RECORDS FOR THIS EXERCISE:
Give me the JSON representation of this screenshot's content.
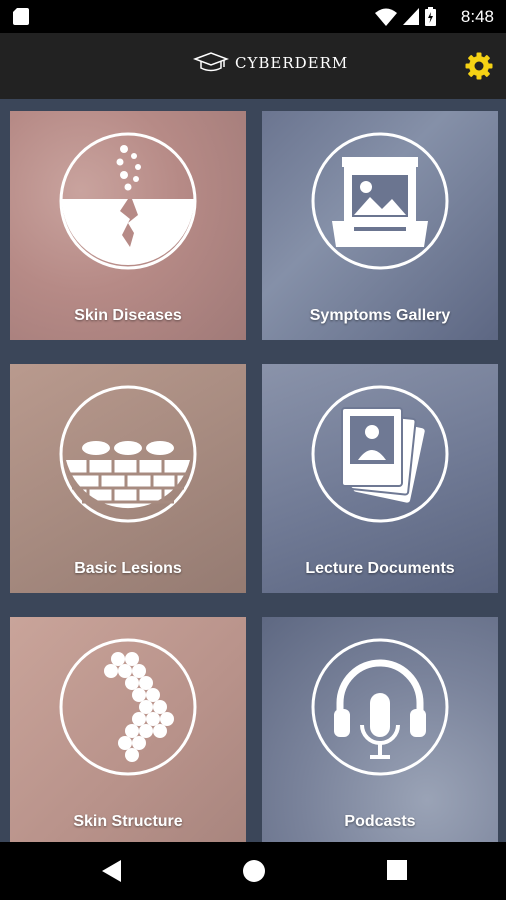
{
  "status_bar": {
    "time": "8:48"
  },
  "app": {
    "title": "CYBERDERM"
  },
  "tiles": [
    {
      "label": "Skin Diseases",
      "icon": "skin-diseases-icon"
    },
    {
      "label": "Symptoms Gallery",
      "icon": "image-gallery-icon"
    },
    {
      "label": "Basic Lesions",
      "icon": "skin-layers-icon"
    },
    {
      "label": "Lecture Documents",
      "icon": "documents-icon"
    },
    {
      "label": "Skin Structure",
      "icon": "skin-cells-icon"
    },
    {
      "label": "Podcasts",
      "icon": "headphones-microphone-icon"
    }
  ],
  "colors": {
    "accent": "#f5d214",
    "app_bar": "#222222",
    "background": "#3b4659"
  }
}
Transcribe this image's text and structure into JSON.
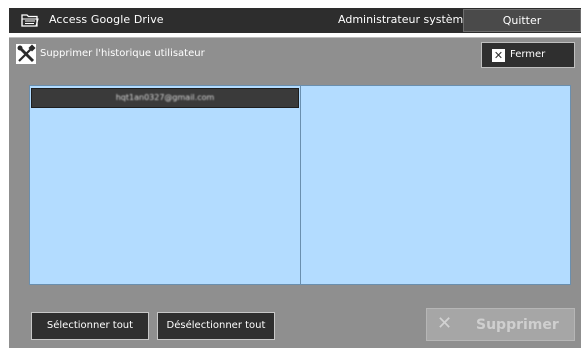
{
  "topbar": {
    "app_title": "Access Google Drive",
    "user_label": "Administrateur système",
    "quit_label": "Quitter",
    "app_icon": "folder-icon"
  },
  "dialog": {
    "title": "Supprimer l'historique utilisateur",
    "tool_icon": "tools-icon",
    "close_label": "Fermer",
    "close_icon": "close-icon"
  },
  "list": {
    "items": [
      {
        "label": "hqt1an0327@gmail.com",
        "selected": true
      }
    ]
  },
  "actions": {
    "select_all_label": "Sélectionner tout",
    "deselect_all_label": "Désélectionner tout",
    "delete_label": "Supprimer",
    "delete_enabled": false
  },
  "colors": {
    "topbar_bg": "#2d2d2d",
    "panel_bg": "#8f8f8f",
    "list_bg": "#b3dcff",
    "selected_row_bg": "#3a3a3a",
    "button_bg": "#2f2f2f",
    "disabled_button_bg": "#a6a6a6"
  }
}
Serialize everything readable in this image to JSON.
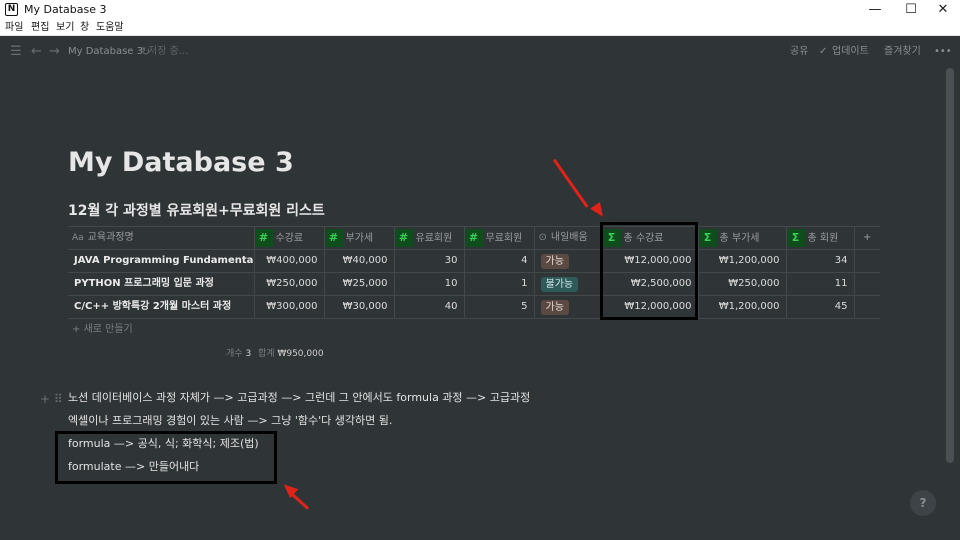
{
  "window": {
    "title": "My Database 3",
    "app_icon_glyph": "N",
    "controls": {
      "minimize": "—",
      "maximize": "☐",
      "close": "✕"
    }
  },
  "menu": {
    "items": [
      "파일",
      "편집",
      "보기",
      "창",
      "도움말"
    ]
  },
  "topbar": {
    "breadcrumb": "My Database 3",
    "saving": "저장 중...",
    "share": "공유",
    "updates": "업데이트",
    "favorite": "즐겨찾기",
    "more": "•••"
  },
  "page": {
    "title": "My Database 3",
    "database_title": "12월 각 과정별 유료회원+무료회원 리스트"
  },
  "table": {
    "columns": [
      {
        "label": "교육과정명",
        "type": "title"
      },
      {
        "label": "수강료",
        "type": "number"
      },
      {
        "label": "부가세",
        "type": "number"
      },
      {
        "label": "유료회원",
        "type": "number"
      },
      {
        "label": "무료회원",
        "type": "number"
      },
      {
        "label": "내일배움",
        "type": "select"
      },
      {
        "label": "총 수강료",
        "type": "formula"
      },
      {
        "label": "총 부가세",
        "type": "formula"
      },
      {
        "label": "총 회원",
        "type": "formula"
      }
    ],
    "rows": [
      {
        "name": "JAVA Programming Fundamental",
        "fee": "₩400,000",
        "vat": "₩40,000",
        "paid": "30",
        "free": "4",
        "naeil": "가능",
        "total_fee": "₩12,000,000",
        "total_vat": "₩1,200,000",
        "total_members": "34"
      },
      {
        "name": "PYTHON 프로그래밍 입문 과정",
        "fee": "₩250,000",
        "vat": "₩25,000",
        "paid": "10",
        "free": "1",
        "naeil": "불가능",
        "total_fee": "₩2,500,000",
        "total_vat": "₩250,000",
        "total_members": "11"
      },
      {
        "name": "C/C++ 방학특강 2개월 마스터 과정",
        "fee": "₩300,000",
        "vat": "₩30,000",
        "paid": "40",
        "free": "5",
        "naeil": "가능",
        "total_fee": "₩12,000,000",
        "total_vat": "₩1,200,000",
        "total_members": "45"
      }
    ],
    "new_row": "새로 만들기",
    "count_label": "개수",
    "count_value": "3",
    "sum_label": "합계",
    "sum_value": "₩950,000",
    "tag_colors": {
      "가능": "#5a4a43",
      "불가능": "#2f5a5a"
    }
  },
  "body": {
    "lines": [
      "노션 데이터베이스 과정 자체가 —> 고급과정 —> 그런데 그 안에서도 formula 과정 —> 고급과정",
      "엑셀이나 프로그래밍 경험이 있는 사람 —> 그냥 '함수'다 생각하면 됨.",
      "formula —> 공식, 식; 화학식; 제조(법)",
      "formulate —> 만들어내다"
    ]
  },
  "help": {
    "label": "?"
  },
  "annotation_colors": {
    "arrow": "#e02318",
    "box": "#000000"
  }
}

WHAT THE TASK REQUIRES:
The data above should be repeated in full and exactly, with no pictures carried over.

REPLY:
Give me the JSON representation of this screenshot's content.
{
  "status_bar": {
    "time": "8:48"
  },
  "app": {
    "title": "CYBERDERM"
  },
  "tiles": [
    {
      "label": "Skin Diseases",
      "icon": "skin-diseases-icon"
    },
    {
      "label": "Symptoms Gallery",
      "icon": "image-gallery-icon"
    },
    {
      "label": "Basic Lesions",
      "icon": "skin-layers-icon"
    },
    {
      "label": "Lecture Documents",
      "icon": "documents-icon"
    },
    {
      "label": "Skin Structure",
      "icon": "skin-cells-icon"
    },
    {
      "label": "Podcasts",
      "icon": "headphones-microphone-icon"
    }
  ],
  "colors": {
    "accent": "#f5d214",
    "app_bar": "#222222",
    "background": "#3b4659"
  }
}
Transcribe this image's text and structure into JSON.
{
  "topbar": {
    "app_title": "Access Google Drive",
    "user_label": "Administrateur système",
    "quit_label": "Quitter",
    "app_icon": "folder-icon"
  },
  "dialog": {
    "title": "Supprimer l'historique utilisateur",
    "tool_icon": "tools-icon",
    "close_label": "Fermer",
    "close_icon": "close-icon"
  },
  "list": {
    "items": [
      {
        "label": "hqt1an0327@gmail.com",
        "selected": true
      }
    ]
  },
  "actions": {
    "select_all_label": "Sélectionner tout",
    "deselect_all_label": "Désélectionner tout",
    "delete_label": "Supprimer",
    "delete_enabled": false
  },
  "colors": {
    "topbar_bg": "#2d2d2d",
    "panel_bg": "#8f8f8f",
    "list_bg": "#b3dcff",
    "selected_row_bg": "#3a3a3a",
    "button_bg": "#2f2f2f",
    "disabled_button_bg": "#a6a6a6"
  }
}
Serialize everything readable in this image to JSON.
{
  "window": {
    "title": "My Database 3",
    "app_icon_glyph": "N",
    "controls": {
      "minimize": "—",
      "maximize": "☐",
      "close": "✕"
    }
  },
  "menu": {
    "items": [
      "파일",
      "편집",
      "보기",
      "창",
      "도움말"
    ]
  },
  "topbar": {
    "breadcrumb": "My Database 3",
    "saving": "저장 중...",
    "share": "공유",
    "updates": "업데이트",
    "favorite": "즐겨찾기",
    "more": "•••"
  },
  "page": {
    "title": "My Database 3",
    "database_title": "12월 각 과정별 유료회원+무료회원 리스트"
  },
  "table": {
    "columns": [
      {
        "label": "교육과정명",
        "type": "title"
      },
      {
        "label": "수강료",
        "type": "number"
      },
      {
        "label": "부가세",
        "type": "number"
      },
      {
        "label": "유료회원",
        "type": "number"
      },
      {
        "label": "무료회원",
        "type": "number"
      },
      {
        "label": "내일배움",
        "type": "select"
      },
      {
        "label": "총 수강료",
        "type": "formula"
      },
      {
        "label": "총 부가세",
        "type": "formula"
      },
      {
        "label": "총 회원",
        "type": "formula"
      }
    ],
    "rows": [
      {
        "name": "JAVA Programming Fundamental",
        "fee": "₩400,000",
        "vat": "₩40,000",
        "paid": "30",
        "free": "4",
        "naeil": "가능",
        "total_fee": "₩12,000,000",
        "total_vat": "₩1,200,000",
        "total_members": "34"
      },
      {
        "name": "PYTHON 프로그래밍 입문 과정",
        "fee": "₩250,000",
        "vat": "₩25,000",
        "paid": "10",
        "free": "1",
        "naeil": "불가능",
        "total_fee": "₩2,500,000",
        "total_vat": "₩250,000",
        "total_members": "11"
      },
      {
        "name": "C/C++ 방학특강 2개월 마스터 과정",
        "fee": "₩300,000",
        "vat": "₩30,000",
        "paid": "40",
        "free": "5",
        "naeil": "가능",
        "total_fee": "₩12,000,000",
        "total_vat": "₩1,200,000",
        "total_members": "45"
      }
    ],
    "new_row": "새로 만들기",
    "count_label": "개수",
    "count_value": "3",
    "sum_label": "합계",
    "sum_value": "₩950,000",
    "tag_colors": {
      "가능": "#5a4a43",
      "불가능": "#2f5a5a"
    }
  },
  "body": {
    "lines": [
      "노션 데이터베이스 과정 자체가 —> 고급과정 —> 그런데 그 안에서도 formula 과정 —> 고급과정",
      "엑셀이나 프로그래밍 경험이 있는 사람 —> 그냥 '함수'다 생각하면 됨.",
      "formula —> 공식, 식; 화학식; 제조(법)",
      "formulate —> 만들어내다"
    ]
  },
  "help": {
    "label": "?"
  },
  "annotation_colors": {
    "arrow": "#e02318",
    "box": "#000000"
  }
}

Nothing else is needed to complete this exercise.